WHAT THE TASK REQUIRES: The response must contain every line from the records below that has "JSON".

EXTRACTED RECORDS:
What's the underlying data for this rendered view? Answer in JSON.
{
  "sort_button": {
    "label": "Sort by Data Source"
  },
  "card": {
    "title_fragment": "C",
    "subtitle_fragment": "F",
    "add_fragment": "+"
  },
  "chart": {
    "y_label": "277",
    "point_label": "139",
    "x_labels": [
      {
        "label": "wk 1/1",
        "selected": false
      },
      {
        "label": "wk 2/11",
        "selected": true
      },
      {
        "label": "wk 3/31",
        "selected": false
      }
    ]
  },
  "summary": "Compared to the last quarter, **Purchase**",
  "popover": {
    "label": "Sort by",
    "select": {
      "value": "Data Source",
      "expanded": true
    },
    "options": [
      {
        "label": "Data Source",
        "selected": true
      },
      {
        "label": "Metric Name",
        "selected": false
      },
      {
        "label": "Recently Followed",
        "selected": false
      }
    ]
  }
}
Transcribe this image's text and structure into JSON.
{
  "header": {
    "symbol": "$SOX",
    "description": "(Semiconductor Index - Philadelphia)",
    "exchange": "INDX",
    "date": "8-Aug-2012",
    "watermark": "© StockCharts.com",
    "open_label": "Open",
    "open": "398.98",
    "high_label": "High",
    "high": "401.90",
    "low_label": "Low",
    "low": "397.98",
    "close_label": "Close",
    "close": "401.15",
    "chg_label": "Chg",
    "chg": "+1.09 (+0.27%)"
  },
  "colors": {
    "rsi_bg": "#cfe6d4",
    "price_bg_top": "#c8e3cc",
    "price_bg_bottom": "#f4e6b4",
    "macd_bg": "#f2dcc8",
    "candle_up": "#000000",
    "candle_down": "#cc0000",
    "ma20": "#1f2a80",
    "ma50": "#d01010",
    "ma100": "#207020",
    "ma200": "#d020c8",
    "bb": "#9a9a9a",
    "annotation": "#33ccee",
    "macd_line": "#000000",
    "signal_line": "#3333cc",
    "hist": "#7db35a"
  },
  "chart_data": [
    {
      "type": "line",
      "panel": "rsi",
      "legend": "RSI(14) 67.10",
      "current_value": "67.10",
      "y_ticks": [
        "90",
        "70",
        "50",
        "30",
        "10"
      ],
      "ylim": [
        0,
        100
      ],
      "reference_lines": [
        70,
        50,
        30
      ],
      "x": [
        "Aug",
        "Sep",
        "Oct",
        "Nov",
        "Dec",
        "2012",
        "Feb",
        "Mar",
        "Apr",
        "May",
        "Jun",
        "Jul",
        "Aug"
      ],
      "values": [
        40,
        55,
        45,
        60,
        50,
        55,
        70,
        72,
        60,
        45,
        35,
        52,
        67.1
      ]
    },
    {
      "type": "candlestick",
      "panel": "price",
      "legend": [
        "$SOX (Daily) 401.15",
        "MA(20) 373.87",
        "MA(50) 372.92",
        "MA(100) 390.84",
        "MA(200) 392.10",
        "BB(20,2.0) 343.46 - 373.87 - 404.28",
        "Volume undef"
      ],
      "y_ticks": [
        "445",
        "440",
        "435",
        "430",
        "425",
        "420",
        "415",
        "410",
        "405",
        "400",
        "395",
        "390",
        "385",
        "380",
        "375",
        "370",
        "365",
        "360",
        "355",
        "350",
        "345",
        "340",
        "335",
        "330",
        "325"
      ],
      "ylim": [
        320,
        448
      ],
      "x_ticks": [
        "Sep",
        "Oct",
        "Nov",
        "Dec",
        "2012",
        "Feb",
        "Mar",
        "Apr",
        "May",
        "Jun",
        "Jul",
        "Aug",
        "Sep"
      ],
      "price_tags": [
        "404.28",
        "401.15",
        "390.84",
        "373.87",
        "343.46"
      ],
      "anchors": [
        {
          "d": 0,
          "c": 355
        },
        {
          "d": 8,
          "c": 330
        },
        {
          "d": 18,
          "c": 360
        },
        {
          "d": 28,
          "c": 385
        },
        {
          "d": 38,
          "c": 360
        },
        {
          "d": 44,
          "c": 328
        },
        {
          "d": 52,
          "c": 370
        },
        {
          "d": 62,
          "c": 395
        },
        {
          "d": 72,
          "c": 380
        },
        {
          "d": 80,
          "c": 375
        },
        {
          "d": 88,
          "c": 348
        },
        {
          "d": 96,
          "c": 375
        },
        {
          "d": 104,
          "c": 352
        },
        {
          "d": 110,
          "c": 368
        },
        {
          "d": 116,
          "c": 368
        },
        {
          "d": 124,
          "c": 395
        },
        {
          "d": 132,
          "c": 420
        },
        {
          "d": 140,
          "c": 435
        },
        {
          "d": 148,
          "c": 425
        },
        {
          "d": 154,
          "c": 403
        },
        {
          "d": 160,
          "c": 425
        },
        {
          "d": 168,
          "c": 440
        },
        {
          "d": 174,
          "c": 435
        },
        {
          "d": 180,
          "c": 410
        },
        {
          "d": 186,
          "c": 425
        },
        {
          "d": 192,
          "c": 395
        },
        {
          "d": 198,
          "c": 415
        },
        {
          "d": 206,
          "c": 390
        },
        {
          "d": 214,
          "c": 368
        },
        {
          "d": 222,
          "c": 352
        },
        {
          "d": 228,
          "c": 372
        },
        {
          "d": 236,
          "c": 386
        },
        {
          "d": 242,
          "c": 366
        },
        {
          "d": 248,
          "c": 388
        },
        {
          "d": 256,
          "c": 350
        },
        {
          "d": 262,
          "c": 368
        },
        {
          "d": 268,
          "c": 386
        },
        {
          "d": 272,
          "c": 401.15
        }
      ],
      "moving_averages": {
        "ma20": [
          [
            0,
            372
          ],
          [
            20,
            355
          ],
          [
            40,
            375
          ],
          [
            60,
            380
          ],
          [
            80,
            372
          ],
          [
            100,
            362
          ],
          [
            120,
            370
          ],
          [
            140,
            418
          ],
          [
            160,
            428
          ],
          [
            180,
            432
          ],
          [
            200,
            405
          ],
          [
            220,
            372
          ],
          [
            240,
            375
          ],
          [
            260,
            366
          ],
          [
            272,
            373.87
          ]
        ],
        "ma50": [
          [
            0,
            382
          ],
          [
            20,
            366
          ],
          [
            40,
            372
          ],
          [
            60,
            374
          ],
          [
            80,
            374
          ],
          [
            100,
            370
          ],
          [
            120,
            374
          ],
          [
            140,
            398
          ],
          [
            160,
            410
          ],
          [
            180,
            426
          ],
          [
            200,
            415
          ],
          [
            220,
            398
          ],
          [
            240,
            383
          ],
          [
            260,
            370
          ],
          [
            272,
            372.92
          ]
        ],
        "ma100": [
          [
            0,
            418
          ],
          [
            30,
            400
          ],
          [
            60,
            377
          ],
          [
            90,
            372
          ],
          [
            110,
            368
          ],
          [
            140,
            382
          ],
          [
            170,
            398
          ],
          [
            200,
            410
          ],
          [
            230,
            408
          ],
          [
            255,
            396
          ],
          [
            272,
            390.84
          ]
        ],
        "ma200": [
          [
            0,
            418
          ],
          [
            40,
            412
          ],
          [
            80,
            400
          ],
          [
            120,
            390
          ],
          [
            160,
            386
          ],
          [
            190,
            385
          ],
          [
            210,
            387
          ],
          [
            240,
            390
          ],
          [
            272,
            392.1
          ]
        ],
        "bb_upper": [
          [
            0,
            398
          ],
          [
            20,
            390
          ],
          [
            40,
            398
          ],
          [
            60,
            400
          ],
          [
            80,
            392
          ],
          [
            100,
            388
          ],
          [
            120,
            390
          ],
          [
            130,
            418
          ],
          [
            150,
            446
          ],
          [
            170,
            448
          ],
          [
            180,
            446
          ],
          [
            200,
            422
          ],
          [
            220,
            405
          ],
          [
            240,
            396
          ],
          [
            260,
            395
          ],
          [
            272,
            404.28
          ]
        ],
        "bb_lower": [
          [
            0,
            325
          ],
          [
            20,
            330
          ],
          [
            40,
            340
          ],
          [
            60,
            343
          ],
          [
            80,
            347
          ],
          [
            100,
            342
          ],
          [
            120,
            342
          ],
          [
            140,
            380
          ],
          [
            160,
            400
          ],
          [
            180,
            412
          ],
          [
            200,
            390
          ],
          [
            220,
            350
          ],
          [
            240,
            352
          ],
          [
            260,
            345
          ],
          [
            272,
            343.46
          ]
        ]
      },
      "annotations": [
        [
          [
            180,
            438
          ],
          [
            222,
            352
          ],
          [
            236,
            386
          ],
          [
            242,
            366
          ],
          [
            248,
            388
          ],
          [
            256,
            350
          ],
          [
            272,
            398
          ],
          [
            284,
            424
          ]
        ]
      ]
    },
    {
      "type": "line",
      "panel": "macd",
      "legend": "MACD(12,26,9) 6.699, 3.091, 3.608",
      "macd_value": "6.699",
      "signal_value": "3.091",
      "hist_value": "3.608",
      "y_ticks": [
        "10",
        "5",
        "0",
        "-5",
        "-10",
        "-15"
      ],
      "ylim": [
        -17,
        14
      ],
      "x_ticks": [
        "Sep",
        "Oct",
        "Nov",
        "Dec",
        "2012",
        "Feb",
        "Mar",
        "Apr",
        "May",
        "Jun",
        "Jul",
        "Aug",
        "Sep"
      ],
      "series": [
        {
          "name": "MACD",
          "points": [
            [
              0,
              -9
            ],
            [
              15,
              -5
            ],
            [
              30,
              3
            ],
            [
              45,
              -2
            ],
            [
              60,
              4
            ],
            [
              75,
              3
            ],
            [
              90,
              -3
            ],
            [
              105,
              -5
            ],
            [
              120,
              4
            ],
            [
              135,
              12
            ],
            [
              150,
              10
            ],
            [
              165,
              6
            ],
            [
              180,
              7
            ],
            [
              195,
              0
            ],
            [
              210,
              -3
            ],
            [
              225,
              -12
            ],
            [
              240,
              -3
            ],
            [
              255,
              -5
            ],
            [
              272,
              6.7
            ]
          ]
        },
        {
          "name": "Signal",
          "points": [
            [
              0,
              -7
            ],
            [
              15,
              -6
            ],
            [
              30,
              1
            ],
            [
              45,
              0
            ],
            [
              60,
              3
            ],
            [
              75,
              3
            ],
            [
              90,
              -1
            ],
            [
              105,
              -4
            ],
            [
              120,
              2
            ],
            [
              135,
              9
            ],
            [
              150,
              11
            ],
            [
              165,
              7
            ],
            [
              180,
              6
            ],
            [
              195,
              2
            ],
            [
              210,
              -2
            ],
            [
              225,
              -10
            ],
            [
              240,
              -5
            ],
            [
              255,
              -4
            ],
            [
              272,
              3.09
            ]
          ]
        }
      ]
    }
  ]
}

TASK RESPONSE:
What's the underlying data for this rendered view? Answer in JSON.
Transcribe this image's text and structure into JSON.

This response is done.